Mack wouldn’t take “no” for an answer. A few weeks later he wrote, “It gives us great pleasure to present to you, a honorary, life membership in Iowa’s First Amateur Movie Club, Waterloo Movie Makers,” and enclosed membership card #1. Lou’s secretary replied, perhaps too cheerfully, “Mrs. Hoover wishes me to thank you for your letter of July 19th and for the honor which you have done her in making her a life member of Iowa’s First Amateur Movie Club. I am sure when in Waterloo again, she will enjoy meeting with the movie makers and even in the direction of a scenario.”

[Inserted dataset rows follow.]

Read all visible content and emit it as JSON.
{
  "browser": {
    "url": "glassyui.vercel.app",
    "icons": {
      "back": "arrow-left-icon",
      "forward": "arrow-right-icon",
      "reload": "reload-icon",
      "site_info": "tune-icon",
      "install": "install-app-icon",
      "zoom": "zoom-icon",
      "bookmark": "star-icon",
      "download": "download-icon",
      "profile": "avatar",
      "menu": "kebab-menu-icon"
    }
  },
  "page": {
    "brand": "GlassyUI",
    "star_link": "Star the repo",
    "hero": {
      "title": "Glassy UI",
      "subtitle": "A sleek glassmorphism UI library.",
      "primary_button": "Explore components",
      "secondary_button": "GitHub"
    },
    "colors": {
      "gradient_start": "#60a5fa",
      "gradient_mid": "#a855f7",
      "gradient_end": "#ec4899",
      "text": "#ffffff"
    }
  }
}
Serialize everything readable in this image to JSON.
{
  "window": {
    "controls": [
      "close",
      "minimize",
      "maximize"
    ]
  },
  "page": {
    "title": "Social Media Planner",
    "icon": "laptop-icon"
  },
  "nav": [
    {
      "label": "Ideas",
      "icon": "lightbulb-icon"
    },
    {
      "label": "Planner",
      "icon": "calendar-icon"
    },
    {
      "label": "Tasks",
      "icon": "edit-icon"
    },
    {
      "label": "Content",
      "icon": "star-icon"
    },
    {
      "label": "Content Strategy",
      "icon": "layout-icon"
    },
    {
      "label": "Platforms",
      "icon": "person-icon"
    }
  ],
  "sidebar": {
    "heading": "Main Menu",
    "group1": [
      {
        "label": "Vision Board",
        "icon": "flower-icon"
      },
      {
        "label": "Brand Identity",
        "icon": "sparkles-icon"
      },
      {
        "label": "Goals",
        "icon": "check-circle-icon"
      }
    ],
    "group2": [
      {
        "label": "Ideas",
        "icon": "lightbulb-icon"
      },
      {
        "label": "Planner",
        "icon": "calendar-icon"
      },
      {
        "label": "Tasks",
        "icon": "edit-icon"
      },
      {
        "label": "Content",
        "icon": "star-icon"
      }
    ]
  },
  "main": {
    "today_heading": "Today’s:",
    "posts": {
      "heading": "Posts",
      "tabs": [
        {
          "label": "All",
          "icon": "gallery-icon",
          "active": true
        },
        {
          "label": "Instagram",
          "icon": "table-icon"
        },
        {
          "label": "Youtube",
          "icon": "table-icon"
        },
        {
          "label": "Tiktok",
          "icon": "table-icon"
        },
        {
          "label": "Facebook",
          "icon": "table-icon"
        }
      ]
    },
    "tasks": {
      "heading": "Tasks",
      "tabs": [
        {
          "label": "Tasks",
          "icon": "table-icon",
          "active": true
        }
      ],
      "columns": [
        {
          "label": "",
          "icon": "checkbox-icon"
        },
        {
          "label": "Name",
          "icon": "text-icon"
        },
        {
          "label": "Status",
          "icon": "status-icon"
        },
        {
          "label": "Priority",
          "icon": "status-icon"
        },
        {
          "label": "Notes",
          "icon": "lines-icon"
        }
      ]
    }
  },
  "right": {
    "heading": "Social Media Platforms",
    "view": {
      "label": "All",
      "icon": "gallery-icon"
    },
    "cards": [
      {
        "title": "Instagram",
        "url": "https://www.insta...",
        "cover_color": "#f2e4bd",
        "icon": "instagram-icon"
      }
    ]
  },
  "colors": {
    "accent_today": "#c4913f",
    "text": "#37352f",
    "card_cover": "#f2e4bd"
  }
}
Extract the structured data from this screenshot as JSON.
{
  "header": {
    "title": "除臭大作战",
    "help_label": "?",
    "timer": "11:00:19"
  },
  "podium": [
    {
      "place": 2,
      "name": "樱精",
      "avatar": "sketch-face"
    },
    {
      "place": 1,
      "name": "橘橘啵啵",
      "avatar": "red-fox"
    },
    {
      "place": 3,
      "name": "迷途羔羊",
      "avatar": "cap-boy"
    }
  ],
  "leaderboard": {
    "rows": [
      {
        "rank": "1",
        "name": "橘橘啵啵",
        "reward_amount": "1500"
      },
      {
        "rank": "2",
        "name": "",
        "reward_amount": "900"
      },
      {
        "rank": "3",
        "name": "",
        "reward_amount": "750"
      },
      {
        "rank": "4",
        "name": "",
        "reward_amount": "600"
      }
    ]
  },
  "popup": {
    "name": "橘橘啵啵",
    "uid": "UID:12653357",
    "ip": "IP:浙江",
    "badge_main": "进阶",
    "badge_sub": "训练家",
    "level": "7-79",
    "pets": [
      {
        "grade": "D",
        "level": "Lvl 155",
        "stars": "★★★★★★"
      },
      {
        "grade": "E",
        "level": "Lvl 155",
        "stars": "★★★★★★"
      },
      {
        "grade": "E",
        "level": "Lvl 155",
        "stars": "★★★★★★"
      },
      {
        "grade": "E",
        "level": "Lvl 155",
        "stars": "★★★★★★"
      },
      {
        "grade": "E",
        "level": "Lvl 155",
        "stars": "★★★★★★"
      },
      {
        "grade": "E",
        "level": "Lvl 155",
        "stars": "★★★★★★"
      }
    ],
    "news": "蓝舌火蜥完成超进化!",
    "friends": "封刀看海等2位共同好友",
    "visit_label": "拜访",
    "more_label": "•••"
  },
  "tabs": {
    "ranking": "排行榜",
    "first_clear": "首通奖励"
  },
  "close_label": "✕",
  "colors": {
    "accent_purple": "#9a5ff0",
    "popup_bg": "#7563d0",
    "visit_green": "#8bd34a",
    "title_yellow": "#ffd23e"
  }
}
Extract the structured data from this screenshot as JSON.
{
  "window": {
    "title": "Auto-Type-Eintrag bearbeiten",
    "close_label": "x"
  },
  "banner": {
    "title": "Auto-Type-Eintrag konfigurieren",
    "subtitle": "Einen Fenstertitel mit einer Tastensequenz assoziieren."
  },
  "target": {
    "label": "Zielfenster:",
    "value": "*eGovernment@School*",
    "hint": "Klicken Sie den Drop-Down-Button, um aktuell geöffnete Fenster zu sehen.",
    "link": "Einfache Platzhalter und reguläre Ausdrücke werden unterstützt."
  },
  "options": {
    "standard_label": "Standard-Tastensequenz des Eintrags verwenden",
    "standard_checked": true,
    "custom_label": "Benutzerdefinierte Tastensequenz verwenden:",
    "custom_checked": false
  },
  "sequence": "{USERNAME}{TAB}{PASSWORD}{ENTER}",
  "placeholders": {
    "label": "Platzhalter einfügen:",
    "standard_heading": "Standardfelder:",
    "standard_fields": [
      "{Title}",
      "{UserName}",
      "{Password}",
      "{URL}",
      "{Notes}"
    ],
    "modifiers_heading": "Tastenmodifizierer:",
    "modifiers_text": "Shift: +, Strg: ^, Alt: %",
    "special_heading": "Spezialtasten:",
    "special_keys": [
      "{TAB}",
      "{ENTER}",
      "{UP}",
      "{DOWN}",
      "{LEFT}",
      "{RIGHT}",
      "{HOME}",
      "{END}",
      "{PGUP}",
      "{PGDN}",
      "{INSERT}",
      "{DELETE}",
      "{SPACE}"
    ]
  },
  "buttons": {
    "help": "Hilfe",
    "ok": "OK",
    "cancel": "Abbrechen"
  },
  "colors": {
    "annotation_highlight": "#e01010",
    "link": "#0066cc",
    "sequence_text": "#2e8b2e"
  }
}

Two more months passed and Mack wrote again, a long letter offering to drop a Victor camera off at the White House while he was in Washington for a photography convention, and asking Lou to collaborate on a “semi-historical film in connection with Mrs. Hoover, and her school girl days around Waterloo.” Lou’s secretary replied that Mrs. Hoover “has had so many requests for time to be spent on projects of many sorts in relation to pictures and manuscripts, that she finds it impossible to comply with any of them this year.”
Mack didn’t give up. Two years later, T. V. O’Connor, the Chairman of the United States Shipping Board, paid a visit to President Hoover’s West Wing offices, bringing a memo from one of his field agents, Frank Rusk, a Senior Examiner in the Bureau of Operations. Rusk had been assigned to staff an information booth promoting the Shipping Board at the Waterloo Cattle Congress, an annual event that was sort of a combination of county fair and national trade show for dairy producers.
According to Rusk, George Mack had approached him at the Cattle Congress, curious about the projector Rusk was using to show an informational film. Mack then pressured Rusk to take a movie camera back to Washington as a gift to Mrs. Hoover. Mack showed Rusk copies of the letters he had exchanged with Mrs. Hoover, along with photographs of Lou’s Waterloo Movie Makers card and the album that Mrs. Tibbitts had commissioned, to demonstrate his connection to Mrs. Hoover. “By this time,” wrote Rusk, “I was well enough acquainted with Mr. Mack to frankly question the propriety of the method of presentation he suggested, and explained to him the impossibility of my acting as his representative. He then suggested that possibly some member of the Board, preferably the Chairman, might desire to make the presentation.”
The President’s secretary passed the memo along to Mrs. Hoover’s secretary, and there is no documentation of further action. Lou may have responded with silence, hoping that Mack would give up, or she may have quietly sent word through an informal channel that Mack’s offer was not appreciated – she is reported to have used both tactics in other cases. In any event, George Mack may have finally taken the hint, because there is no evidence that he made any further attempt to contact Mrs. Hoover, or to send her a movie camera.